The general meeting starts with a special order of the day recognizing National Safe Digging Day. There is a nationwide emphasis on what’s called “call before you dig” services. This is a free service offered by utility companies to mark the presence of underground utilities before doing any sort of digging work. This prevents gas breaks and accidentally severing underground fiberoptic cable, both of which are extremely expensive and sometimes dangerous to deal with after a break has happened. Locally, I believe you can call 811 and the utilities will mark the relevant utilities within 24 hours of the phone call.
The consent calendar is fairly typical. There’s another contract for asphalt supplies. There’s an $8m OBAG grant for six major projects:
- Rehabilitating Duane Avenue (I assume east of Fair Oaks, but that’s a guess)
- Pedestrian safety improvements on Sunnyvale-Saratoga
- Bike lanes and streetscape on Fair Oaks
- Bike lanes and streetscape on Maude
- East and West Channel Trails
- SRTS improvements

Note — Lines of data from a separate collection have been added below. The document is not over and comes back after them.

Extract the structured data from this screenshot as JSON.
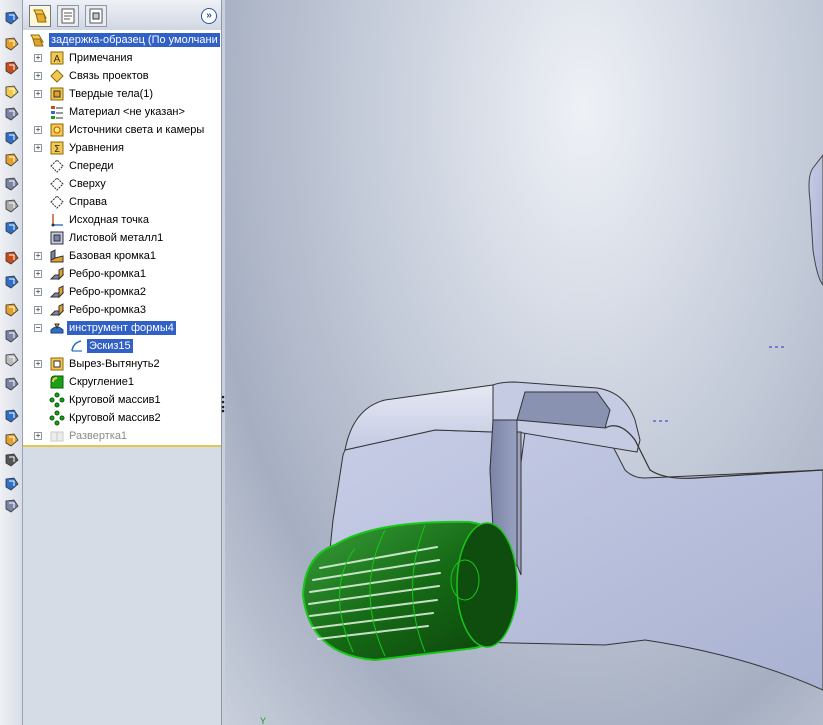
{
  "panel": {
    "tabs": [
      {
        "name": "feature-manager-tab",
        "icon": "feature-tree-icon"
      },
      {
        "name": "property-manager-tab",
        "icon": "properties-icon"
      },
      {
        "name": "configuration-manager-tab",
        "icon": "configuration-icon"
      }
    ],
    "expand_label": "»"
  },
  "tree": {
    "root": "задержка-образец  (По умолчани",
    "items": [
      {
        "label": "Примечания",
        "icon": "annotations-icon",
        "expandable": true
      },
      {
        "label": "Связь проектов",
        "icon": "design-binder-icon",
        "expandable": true
      },
      {
        "label": "Твердые тела(1)",
        "icon": "solid-bodies-icon",
        "expandable": true
      },
      {
        "label": "Материал <не указан>",
        "icon": "material-icon",
        "expandable": false
      },
      {
        "label": "Источники света и камеры",
        "icon": "lights-cameras-icon",
        "expandable": true
      },
      {
        "label": "Уравнения",
        "icon": "equations-icon",
        "expandable": true
      },
      {
        "label": "Спереди",
        "icon": "plane-icon",
        "expandable": false
      },
      {
        "label": "Сверху",
        "icon": "plane-icon",
        "expandable": false
      },
      {
        "label": "Справа",
        "icon": "plane-icon",
        "expandable": false
      },
      {
        "label": "Исходная точка",
        "icon": "origin-icon",
        "expandable": false
      },
      {
        "label": "Листовой металл1",
        "icon": "sheet-metal-icon",
        "expandable": false
      },
      {
        "label": "Базовая кромка1",
        "icon": "base-flange-icon",
        "expandable": true
      },
      {
        "label": "Ребро-кромка1",
        "icon": "edge-flange-icon",
        "expandable": true
      },
      {
        "label": "Ребро-кромка2",
        "icon": "edge-flange-icon",
        "expandable": true
      },
      {
        "label": "Ребро-кромка3",
        "icon": "edge-flange-icon",
        "expandable": true
      },
      {
        "label": "инструмент формы4",
        "icon": "forming-tool-icon",
        "expandable": true,
        "expanded": true,
        "selected": true
      },
      {
        "label": "Эскиз15",
        "icon": "sketch-icon",
        "expandable": false,
        "child": true,
        "selected": true
      },
      {
        "label": "Вырез-Вытянуть2",
        "icon": "cut-extrude-icon",
        "expandable": true
      },
      {
        "label": "Скругление1",
        "icon": "fillet-icon",
        "expandable": false
      },
      {
        "label": "Круговой массив1",
        "icon": "circular-pattern-icon",
        "expandable": false
      },
      {
        "label": "Круговой массив2",
        "icon": "circular-pattern-icon",
        "expandable": false
      },
      {
        "label": "Развертка1",
        "icon": "flatten-icon",
        "expandable": true,
        "suppressed": true
      }
    ]
  },
  "toolbar": {
    "buttons": [
      "base-flange-icon",
      "convert-to-sheet-metal-icon",
      "miter-flange-icon",
      "hem-icon",
      "edge-flange-icon",
      "sketched-bend-icon",
      "jog-icon",
      "closed-corner-icon",
      "break-corner-icon",
      "forming-tool-icon",
      "insert-bends-icon",
      "unfold-icon",
      "fold-icon",
      "flatten-icon",
      "no-bends-icon",
      "rip-icon",
      "lofted-bend-icon",
      "cross-break-icon",
      "vent-icon",
      "corner-relief-icon",
      "flat-pattern-icon"
    ]
  },
  "viewport": {
    "axis_label": "Y",
    "highlight_color": "#19c619",
    "model_color": "#bcc3e0"
  },
  "colors": {
    "selection": "#3160c6",
    "tree_border": "#e3c84a"
  }
}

There’s a contract for a new software system for managing capital projects in Public Works. There’s an important one – a contract amendment for designing a continuous recycled water system. Currently, we do not continuously produce recycled water. We either discharge to the bay or we recycle, but never both at the same time. So when we want to produce recycled water, we have to stop and shunt the entire system over, then go back when we’re done. As part of the WPCP redesign, we intend to convert to a system that allows us to do both at the same time. This would cover the design of the new system. Finally, there’s a pro forma tract map approval for Arques and second reading of the sign code updates.
The main agenda has only two items. Item 2 is an annual resolution to place unpaid citations on the tax rolls.
Item 3 is the biggest issue – an appeal of a Planning Commission decision regarding an application for a seven-home development on a large property at Homestead and Canary. Staff worked with the applicant and came forward with the 7-unit proposal, in no small part to respond to concerns expressed by the neighbors. And after two different sessions, the Planning Commissioner rejected the proposal and told the applicant to come back with an 8-unit proposal. As a result, another councilmember and I both appealed the PC decision, and we’ll be hearing it ourselves.
That’s about it.